Incidentally, current record on “Words with Friends”: 1-9 in my last ten matches. That one win was my only win and it came at the expense of my brother-in-law who has now avenged himself on me three or four times since, most recently by approximately 200 points. If I ever win another game I will likely leap up from “my divot” and dance a jig in the middle of my living room before I relapse in to my “contrary” state. But I digress. Refocus. Eyes forward. Oh f*ck, Nicole is watching “Phineas and Ferb.” Refocus. Eyes down and on the screen of my laptop. But… it’s… Skiddley Whiffers!
What about a fourth? Perhaps the dearth of decent television right now (though blessedly, “The Walking Dead” is due back on a week from this Sunday) or the lack of time to do anything other than sleep, work, occasionally grab a bite to eat (down almost 10 pounds in the last week… nothing like a stress and “contrariness” crash diet to drop that extra coating of winter fur or in my case, holiday fat) and sleep again. Perhaps the fact that I am now blogging while watching the “Tour ‘de Ferb” for the umpteenth time and am desperately longing for a new episode of arguably the best cartoon on television before it stagnates. In truth? The third, fourth, fifth or dozenth factor (if one exists) doesn’t matter. I am “contrary” right now because of factors one and two. Little more explanation is needed save for this: I decided roughly two hours ago, right after Cara blessedly went right to sleep that I would take a little time to write an appreciation of “being contrary” and I did. Not just for myself but for the person who originated said concept. It’s a good one, friends. A worthy addition to the list of euphemisms people use for having “one of those days. “I’m having a contrary day.”

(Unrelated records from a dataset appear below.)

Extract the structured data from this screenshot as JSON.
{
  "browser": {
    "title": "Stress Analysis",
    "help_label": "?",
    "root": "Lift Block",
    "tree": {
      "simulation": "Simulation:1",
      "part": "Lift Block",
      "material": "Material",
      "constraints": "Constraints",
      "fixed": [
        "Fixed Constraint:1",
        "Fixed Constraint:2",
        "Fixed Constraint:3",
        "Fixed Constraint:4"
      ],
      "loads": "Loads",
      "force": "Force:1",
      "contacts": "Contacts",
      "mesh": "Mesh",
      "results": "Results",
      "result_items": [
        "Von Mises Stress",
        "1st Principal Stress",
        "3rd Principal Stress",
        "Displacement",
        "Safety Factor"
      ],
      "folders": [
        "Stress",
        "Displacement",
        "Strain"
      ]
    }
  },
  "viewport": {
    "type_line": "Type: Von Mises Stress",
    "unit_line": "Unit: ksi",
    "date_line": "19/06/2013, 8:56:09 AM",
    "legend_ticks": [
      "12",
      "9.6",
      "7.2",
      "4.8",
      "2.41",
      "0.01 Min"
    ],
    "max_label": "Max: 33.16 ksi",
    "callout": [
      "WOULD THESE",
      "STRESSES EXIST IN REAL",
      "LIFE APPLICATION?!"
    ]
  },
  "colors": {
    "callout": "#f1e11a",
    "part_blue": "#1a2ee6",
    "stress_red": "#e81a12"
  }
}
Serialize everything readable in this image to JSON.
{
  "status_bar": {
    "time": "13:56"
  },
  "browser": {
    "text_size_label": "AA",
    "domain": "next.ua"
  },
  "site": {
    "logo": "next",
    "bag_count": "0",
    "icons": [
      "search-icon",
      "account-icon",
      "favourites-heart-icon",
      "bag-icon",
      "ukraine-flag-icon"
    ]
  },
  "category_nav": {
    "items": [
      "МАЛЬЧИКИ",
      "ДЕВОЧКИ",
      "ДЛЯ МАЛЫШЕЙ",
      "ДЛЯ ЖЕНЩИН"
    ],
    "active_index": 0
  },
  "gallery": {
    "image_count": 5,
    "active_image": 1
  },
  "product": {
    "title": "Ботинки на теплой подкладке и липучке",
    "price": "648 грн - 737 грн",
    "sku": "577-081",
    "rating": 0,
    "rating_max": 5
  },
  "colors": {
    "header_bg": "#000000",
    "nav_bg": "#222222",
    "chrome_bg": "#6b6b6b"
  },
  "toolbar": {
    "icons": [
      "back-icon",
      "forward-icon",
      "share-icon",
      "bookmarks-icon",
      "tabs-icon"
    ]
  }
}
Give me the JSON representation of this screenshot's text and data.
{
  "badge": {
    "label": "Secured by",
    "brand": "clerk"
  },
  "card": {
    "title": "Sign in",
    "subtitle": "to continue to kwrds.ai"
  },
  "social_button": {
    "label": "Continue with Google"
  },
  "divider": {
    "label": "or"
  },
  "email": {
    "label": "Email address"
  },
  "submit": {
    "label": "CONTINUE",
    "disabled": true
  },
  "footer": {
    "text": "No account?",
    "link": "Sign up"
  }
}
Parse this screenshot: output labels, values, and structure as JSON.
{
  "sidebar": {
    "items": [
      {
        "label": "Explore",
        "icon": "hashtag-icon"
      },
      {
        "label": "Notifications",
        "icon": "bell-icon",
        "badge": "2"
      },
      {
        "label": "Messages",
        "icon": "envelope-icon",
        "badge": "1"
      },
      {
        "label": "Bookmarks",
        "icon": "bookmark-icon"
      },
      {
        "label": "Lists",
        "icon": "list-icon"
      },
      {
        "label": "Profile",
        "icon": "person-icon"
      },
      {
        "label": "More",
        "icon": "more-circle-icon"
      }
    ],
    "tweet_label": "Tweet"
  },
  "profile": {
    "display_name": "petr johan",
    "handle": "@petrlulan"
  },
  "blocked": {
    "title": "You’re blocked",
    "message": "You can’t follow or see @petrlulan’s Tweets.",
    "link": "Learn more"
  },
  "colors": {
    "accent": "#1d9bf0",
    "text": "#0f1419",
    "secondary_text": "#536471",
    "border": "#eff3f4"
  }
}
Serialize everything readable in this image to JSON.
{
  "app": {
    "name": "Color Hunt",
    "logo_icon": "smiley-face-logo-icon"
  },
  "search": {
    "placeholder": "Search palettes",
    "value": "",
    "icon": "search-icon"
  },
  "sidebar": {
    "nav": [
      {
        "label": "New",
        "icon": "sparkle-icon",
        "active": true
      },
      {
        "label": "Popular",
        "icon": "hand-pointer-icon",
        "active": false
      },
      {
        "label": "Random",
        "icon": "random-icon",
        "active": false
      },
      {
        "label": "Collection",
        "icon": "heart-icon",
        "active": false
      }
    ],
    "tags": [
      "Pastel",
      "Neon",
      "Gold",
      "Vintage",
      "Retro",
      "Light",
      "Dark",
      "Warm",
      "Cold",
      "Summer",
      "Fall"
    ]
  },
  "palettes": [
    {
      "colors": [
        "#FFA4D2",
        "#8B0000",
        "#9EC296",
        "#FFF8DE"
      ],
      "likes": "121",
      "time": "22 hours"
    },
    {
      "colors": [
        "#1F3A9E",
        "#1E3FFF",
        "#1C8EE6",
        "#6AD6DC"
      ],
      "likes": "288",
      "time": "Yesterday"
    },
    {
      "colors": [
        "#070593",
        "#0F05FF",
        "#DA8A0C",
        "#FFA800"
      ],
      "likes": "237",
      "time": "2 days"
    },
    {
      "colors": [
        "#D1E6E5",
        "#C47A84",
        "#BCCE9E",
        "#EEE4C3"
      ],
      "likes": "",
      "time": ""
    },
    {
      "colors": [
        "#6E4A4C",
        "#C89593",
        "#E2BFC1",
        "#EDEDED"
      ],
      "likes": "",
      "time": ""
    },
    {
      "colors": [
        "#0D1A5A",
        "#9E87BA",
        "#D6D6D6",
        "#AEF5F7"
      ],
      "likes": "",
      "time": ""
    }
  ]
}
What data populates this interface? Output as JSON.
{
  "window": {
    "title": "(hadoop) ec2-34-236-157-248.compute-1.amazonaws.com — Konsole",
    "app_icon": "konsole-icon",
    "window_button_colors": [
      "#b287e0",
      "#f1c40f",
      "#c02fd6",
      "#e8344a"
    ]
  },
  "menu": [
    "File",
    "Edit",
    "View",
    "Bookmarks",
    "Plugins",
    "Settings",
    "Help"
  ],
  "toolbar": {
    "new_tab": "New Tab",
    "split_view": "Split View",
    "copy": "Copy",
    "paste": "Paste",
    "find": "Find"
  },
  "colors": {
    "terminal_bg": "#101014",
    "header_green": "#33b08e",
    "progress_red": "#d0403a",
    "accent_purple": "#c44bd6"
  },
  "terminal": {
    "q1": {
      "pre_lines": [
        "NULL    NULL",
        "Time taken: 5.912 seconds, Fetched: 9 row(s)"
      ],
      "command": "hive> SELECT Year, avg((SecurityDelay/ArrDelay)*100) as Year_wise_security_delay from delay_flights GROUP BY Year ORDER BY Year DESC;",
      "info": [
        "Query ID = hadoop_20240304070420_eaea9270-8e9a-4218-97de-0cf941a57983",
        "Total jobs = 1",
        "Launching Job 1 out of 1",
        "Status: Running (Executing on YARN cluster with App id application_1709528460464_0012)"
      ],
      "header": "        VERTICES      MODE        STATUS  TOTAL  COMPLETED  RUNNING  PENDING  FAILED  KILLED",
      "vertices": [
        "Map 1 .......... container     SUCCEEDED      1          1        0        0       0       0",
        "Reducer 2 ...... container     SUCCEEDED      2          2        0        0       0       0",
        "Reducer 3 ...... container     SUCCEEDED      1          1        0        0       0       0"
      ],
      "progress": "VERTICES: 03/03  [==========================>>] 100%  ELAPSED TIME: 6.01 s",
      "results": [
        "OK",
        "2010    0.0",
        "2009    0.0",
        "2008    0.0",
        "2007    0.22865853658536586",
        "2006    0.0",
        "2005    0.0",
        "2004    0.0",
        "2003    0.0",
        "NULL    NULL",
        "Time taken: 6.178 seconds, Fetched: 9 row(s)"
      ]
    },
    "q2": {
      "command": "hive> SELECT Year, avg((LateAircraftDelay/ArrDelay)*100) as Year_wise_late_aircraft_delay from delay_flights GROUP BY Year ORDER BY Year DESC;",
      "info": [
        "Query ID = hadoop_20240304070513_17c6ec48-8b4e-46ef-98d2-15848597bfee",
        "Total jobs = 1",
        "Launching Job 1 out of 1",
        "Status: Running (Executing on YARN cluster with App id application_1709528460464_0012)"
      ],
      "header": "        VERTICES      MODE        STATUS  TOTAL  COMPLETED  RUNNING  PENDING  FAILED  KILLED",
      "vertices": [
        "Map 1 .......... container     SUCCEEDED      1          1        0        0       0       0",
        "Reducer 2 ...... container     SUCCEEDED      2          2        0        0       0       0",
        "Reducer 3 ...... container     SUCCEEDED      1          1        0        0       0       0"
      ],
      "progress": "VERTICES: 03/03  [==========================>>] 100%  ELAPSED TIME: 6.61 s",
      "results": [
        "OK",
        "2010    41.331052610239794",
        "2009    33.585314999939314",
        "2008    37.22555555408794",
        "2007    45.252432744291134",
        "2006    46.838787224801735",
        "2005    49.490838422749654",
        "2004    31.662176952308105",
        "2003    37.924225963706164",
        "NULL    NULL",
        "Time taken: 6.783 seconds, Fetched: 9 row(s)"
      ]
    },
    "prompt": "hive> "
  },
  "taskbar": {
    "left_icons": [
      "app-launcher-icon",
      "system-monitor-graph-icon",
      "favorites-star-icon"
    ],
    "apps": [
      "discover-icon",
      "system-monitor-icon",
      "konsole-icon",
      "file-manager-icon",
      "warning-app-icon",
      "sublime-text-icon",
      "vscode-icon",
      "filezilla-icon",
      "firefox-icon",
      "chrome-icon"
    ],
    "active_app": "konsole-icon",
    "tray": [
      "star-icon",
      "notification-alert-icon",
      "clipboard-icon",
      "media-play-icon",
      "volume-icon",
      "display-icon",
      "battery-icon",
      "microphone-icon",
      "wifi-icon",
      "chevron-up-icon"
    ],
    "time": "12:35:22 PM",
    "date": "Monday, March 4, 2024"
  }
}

Take it out for a test drive the next time you’re feeling “bleah” or “out of it.” Try it on for size. If you like it, use it, and spread it around so that others can use it, as well. And while you’re at it, try writing about your state of mind. You don’t need to be a writer or an aspiring writer with “chosen words.” You’ll be amazed at how much better you feel afterwards. Much less like an overworked, stressed out, oft times dick with arms and legs that can’t win a single game of “Words with Friends.” You feel semi-normal. And maybe… just maybe “semi-normal” is enough to help you cope with your “Contrary Day.” At least, that is, until the resurgent Sixers play the Heat on Friday night.
Show ‘ya ‘luv.